ZW:  I auditioned for “Postal” and got the job. While we were shooting he offered me the bad guy role in “Bloodrayne: Deliverance”. I learned a lot about film making from Uwe. Specifically what NOT to do, and honestly that’s just as valuable an education. Do I wish “Postal” was a good movie that had a nation wide launch with rave reviews? Absolutely. But you know my thoughts on wasting my time “wishing”.

MG: Partly due to that you have starred in 4 video game adaptations, are you generally a gamer? Where you familiar with the games prior to working on the films?
ZW: I like video game (just finished “Portal 2”) but it has nothing to do with it. That’s kind of like asking if I’m into books because the film is an adaptation. It doesn’t matter what the source material comes from as long as their is a character I can pursue and play with. As to the specific games; I played “Resident Evil”, loved the story but hated the controller.

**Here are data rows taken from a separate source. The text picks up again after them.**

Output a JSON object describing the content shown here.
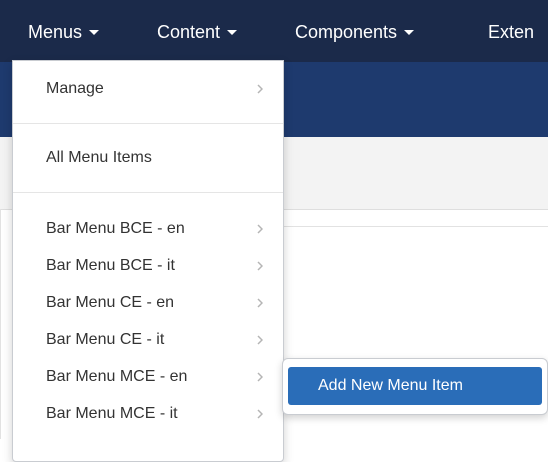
{
  "topnav": {
    "items": [
      {
        "label": "Menus",
        "active": true
      },
      {
        "label": "Content"
      },
      {
        "label": "Components"
      },
      {
        "label": "Exten"
      }
    ]
  },
  "menus_dropdown": {
    "manage": "Manage",
    "all_items": "All Menu Items",
    "menus": [
      "Bar Menu BCE - en",
      "Bar Menu BCE - it",
      "Bar Menu CE - en",
      "Bar Menu CE - it",
      "Bar Menu MCE - en",
      "Bar Menu MCE - it"
    ]
  },
  "submenu": {
    "add_new": "Add New Menu Item"
  },
  "colors": {
    "topbar": "#1b2a4a",
    "subheader": "#1e3a6e",
    "accent": "#2a6db8"
  }
}
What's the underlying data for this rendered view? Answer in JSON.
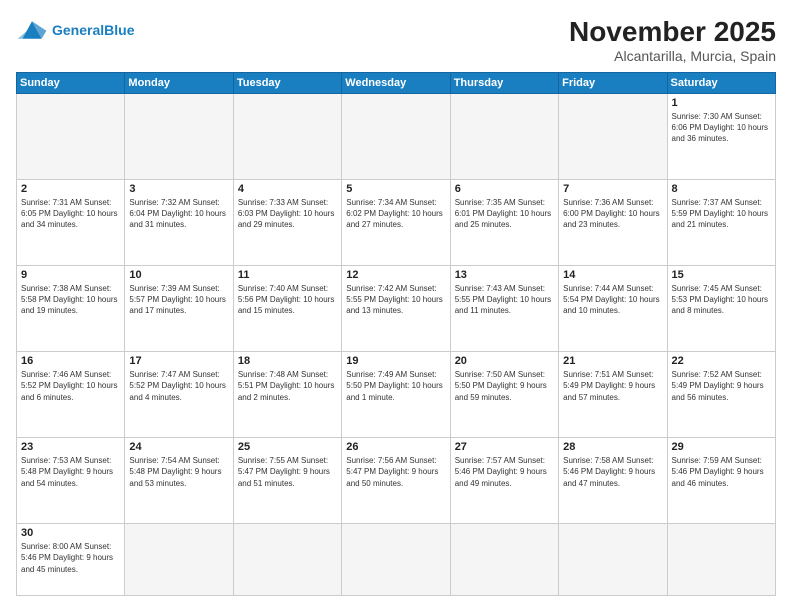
{
  "header": {
    "logo_general": "General",
    "logo_blue": "Blue",
    "month_title": "November 2025",
    "location": "Alcantarilla, Murcia, Spain"
  },
  "weekdays": [
    "Sunday",
    "Monday",
    "Tuesday",
    "Wednesday",
    "Thursday",
    "Friday",
    "Saturday"
  ],
  "weeks": [
    [
      {
        "day": "",
        "info": ""
      },
      {
        "day": "",
        "info": ""
      },
      {
        "day": "",
        "info": ""
      },
      {
        "day": "",
        "info": ""
      },
      {
        "day": "",
        "info": ""
      },
      {
        "day": "",
        "info": ""
      },
      {
        "day": "1",
        "info": "Sunrise: 7:30 AM\nSunset: 6:06 PM\nDaylight: 10 hours\nand 36 minutes."
      }
    ],
    [
      {
        "day": "2",
        "info": "Sunrise: 7:31 AM\nSunset: 6:05 PM\nDaylight: 10 hours\nand 34 minutes."
      },
      {
        "day": "3",
        "info": "Sunrise: 7:32 AM\nSunset: 6:04 PM\nDaylight: 10 hours\nand 31 minutes."
      },
      {
        "day": "4",
        "info": "Sunrise: 7:33 AM\nSunset: 6:03 PM\nDaylight: 10 hours\nand 29 minutes."
      },
      {
        "day": "5",
        "info": "Sunrise: 7:34 AM\nSunset: 6:02 PM\nDaylight: 10 hours\nand 27 minutes."
      },
      {
        "day": "6",
        "info": "Sunrise: 7:35 AM\nSunset: 6:01 PM\nDaylight: 10 hours\nand 25 minutes."
      },
      {
        "day": "7",
        "info": "Sunrise: 7:36 AM\nSunset: 6:00 PM\nDaylight: 10 hours\nand 23 minutes."
      },
      {
        "day": "8",
        "info": "Sunrise: 7:37 AM\nSunset: 5:59 PM\nDaylight: 10 hours\nand 21 minutes."
      }
    ],
    [
      {
        "day": "9",
        "info": "Sunrise: 7:38 AM\nSunset: 5:58 PM\nDaylight: 10 hours\nand 19 minutes."
      },
      {
        "day": "10",
        "info": "Sunrise: 7:39 AM\nSunset: 5:57 PM\nDaylight: 10 hours\nand 17 minutes."
      },
      {
        "day": "11",
        "info": "Sunrise: 7:40 AM\nSunset: 5:56 PM\nDaylight: 10 hours\nand 15 minutes."
      },
      {
        "day": "12",
        "info": "Sunrise: 7:42 AM\nSunset: 5:55 PM\nDaylight: 10 hours\nand 13 minutes."
      },
      {
        "day": "13",
        "info": "Sunrise: 7:43 AM\nSunset: 5:55 PM\nDaylight: 10 hours\nand 11 minutes."
      },
      {
        "day": "14",
        "info": "Sunrise: 7:44 AM\nSunset: 5:54 PM\nDaylight: 10 hours\nand 10 minutes."
      },
      {
        "day": "15",
        "info": "Sunrise: 7:45 AM\nSunset: 5:53 PM\nDaylight: 10 hours\nand 8 minutes."
      }
    ],
    [
      {
        "day": "16",
        "info": "Sunrise: 7:46 AM\nSunset: 5:52 PM\nDaylight: 10 hours\nand 6 minutes."
      },
      {
        "day": "17",
        "info": "Sunrise: 7:47 AM\nSunset: 5:52 PM\nDaylight: 10 hours\nand 4 minutes."
      },
      {
        "day": "18",
        "info": "Sunrise: 7:48 AM\nSunset: 5:51 PM\nDaylight: 10 hours\nand 2 minutes."
      },
      {
        "day": "19",
        "info": "Sunrise: 7:49 AM\nSunset: 5:50 PM\nDaylight: 10 hours\nand 1 minute."
      },
      {
        "day": "20",
        "info": "Sunrise: 7:50 AM\nSunset: 5:50 PM\nDaylight: 9 hours\nand 59 minutes."
      },
      {
        "day": "21",
        "info": "Sunrise: 7:51 AM\nSunset: 5:49 PM\nDaylight: 9 hours\nand 57 minutes."
      },
      {
        "day": "22",
        "info": "Sunrise: 7:52 AM\nSunset: 5:49 PM\nDaylight: 9 hours\nand 56 minutes."
      }
    ],
    [
      {
        "day": "23",
        "info": "Sunrise: 7:53 AM\nSunset: 5:48 PM\nDaylight: 9 hours\nand 54 minutes."
      },
      {
        "day": "24",
        "info": "Sunrise: 7:54 AM\nSunset: 5:48 PM\nDaylight: 9 hours\nand 53 minutes."
      },
      {
        "day": "25",
        "info": "Sunrise: 7:55 AM\nSunset: 5:47 PM\nDaylight: 9 hours\nand 51 minutes."
      },
      {
        "day": "26",
        "info": "Sunrise: 7:56 AM\nSunset: 5:47 PM\nDaylight: 9 hours\nand 50 minutes."
      },
      {
        "day": "27",
        "info": "Sunrise: 7:57 AM\nSunset: 5:46 PM\nDaylight: 9 hours\nand 49 minutes."
      },
      {
        "day": "28",
        "info": "Sunrise: 7:58 AM\nSunset: 5:46 PM\nDaylight: 9 hours\nand 47 minutes."
      },
      {
        "day": "29",
        "info": "Sunrise: 7:59 AM\nSunset: 5:46 PM\nDaylight: 9 hours\nand 46 minutes."
      }
    ],
    [
      {
        "day": "30",
        "info": "Sunrise: 8:00 AM\nSunset: 5:46 PM\nDaylight: 9 hours\nand 45 minutes."
      },
      {
        "day": "",
        "info": ""
      },
      {
        "day": "",
        "info": ""
      },
      {
        "day": "",
        "info": ""
      },
      {
        "day": "",
        "info": ""
      },
      {
        "day": "",
        "info": ""
      },
      {
        "day": "",
        "info": ""
      }
    ]
  ]
}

I thought “Postal” was a boring game. “Bloodrayne” was cool and the avatar was sexy. The other I never tried.

MG: Tell us about appearing on the show “Breakout Kings”?
ZW: Good fun. Shot in my hometown of Toronto. The director was the steadicam operator on “Titus”, so we knew each other. The cast is great. Got to do the big explosion scene, every guys wet dream. Script was intriguing and then got dumbed down in the edit. I like the show and hope they keep pushing envelopes.

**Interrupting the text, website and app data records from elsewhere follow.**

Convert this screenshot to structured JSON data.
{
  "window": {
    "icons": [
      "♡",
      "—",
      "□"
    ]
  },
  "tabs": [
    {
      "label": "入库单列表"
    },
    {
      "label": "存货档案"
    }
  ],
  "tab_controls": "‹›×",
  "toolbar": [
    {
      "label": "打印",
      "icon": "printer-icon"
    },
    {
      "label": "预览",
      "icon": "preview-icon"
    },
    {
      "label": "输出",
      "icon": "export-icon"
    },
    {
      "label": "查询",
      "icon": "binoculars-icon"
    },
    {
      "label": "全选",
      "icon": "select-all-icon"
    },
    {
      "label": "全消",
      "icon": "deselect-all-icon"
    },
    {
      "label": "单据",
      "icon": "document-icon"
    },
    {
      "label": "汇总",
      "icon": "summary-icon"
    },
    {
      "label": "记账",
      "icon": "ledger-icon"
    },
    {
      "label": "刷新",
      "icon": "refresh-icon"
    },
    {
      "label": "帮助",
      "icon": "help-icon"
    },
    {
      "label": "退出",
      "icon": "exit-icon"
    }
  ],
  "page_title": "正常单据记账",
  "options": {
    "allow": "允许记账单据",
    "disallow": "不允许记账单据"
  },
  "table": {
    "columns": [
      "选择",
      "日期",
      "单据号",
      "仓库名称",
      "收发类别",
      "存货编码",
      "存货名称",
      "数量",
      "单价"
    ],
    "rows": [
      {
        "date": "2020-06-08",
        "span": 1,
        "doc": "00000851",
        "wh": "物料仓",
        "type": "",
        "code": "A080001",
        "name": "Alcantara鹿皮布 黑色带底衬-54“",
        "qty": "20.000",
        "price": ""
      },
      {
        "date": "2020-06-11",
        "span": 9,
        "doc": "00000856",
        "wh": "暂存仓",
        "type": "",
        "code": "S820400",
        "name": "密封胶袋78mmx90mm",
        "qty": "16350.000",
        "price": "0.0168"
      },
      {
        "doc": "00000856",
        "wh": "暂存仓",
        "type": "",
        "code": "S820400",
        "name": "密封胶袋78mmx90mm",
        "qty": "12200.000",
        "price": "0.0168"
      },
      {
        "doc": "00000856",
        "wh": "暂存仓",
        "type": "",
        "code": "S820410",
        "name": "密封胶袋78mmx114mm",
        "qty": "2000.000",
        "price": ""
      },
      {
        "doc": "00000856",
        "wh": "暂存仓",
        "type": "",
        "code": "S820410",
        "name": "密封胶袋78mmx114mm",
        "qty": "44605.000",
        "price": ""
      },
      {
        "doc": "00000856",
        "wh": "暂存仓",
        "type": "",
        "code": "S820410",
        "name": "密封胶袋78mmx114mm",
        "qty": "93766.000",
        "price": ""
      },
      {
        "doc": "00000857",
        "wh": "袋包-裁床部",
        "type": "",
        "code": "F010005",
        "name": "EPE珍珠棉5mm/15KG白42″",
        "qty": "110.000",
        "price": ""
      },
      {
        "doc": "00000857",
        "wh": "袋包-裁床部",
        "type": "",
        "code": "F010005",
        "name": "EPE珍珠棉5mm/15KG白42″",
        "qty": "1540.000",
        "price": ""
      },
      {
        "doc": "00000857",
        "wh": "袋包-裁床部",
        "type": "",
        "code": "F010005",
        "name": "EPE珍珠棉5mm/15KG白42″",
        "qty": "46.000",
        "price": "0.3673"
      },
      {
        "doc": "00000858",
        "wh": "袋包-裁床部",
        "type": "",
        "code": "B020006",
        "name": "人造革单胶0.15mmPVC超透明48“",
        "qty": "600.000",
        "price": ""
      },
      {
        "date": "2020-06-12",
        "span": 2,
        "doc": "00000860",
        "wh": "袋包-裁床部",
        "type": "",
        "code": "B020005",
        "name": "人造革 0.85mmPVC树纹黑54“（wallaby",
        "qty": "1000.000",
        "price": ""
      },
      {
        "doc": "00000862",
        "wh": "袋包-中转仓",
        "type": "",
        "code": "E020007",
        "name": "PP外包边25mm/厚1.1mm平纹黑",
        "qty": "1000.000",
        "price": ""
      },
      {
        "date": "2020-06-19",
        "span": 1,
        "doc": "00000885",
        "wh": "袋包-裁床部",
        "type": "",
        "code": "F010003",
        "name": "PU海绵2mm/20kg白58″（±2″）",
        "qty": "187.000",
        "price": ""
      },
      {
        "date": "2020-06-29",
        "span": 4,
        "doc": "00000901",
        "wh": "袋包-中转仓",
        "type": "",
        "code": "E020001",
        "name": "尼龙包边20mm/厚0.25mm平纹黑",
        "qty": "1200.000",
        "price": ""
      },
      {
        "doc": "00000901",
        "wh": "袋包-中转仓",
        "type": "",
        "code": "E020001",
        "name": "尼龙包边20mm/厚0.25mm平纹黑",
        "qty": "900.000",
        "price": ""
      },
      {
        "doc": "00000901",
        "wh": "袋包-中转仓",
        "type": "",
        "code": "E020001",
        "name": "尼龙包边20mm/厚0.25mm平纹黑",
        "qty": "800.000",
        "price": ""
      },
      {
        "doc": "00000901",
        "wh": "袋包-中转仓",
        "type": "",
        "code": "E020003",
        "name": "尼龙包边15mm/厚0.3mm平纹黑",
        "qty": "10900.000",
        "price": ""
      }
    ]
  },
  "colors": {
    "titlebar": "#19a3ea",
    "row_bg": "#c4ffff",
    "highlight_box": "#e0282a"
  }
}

MG: You also appeared this year in the TV film “Accidentally in Love”, tell us about working on that?
ZW: I got an offer from the Hallmark Channel to do a comedy and thought, “why not”. Silly fun stuff wearing a giant bunny suit? What’s not to like.

MG: You starred in two of the best episodes of the show “Dollhouse”, what can you tell us about that experience?
ZW: Just a big pile of AWESOME! And then they made comics for the DVD release so I’m in a comic books which pretty much makes all my adolescent fantasies come true. Guns, zombies, lesbians, saving the world….what more do you want?

MG: Are you planning on producing more in the future?
ZW: Yup. Just finishing off “Last Stop” (themovielaststop.com). We haven’t sold it yet but have a bunch of distributors lined up and asking. Not surprised as we’ve got Mena Suvari, Brian Austin Green, Joanne Kelly and Bob Picardo in it. And honestly they are amazing. If you check out the site you’ll see some cool pics and posters. The trailer is a temp done by one of our interns, but still pretty cool for what it is.

MG: What other projects are you currently working on and have planned upcoming?
ZW: I’m producing and directing my next film which is called “Experimental”. That sucker is gonna blow your mind.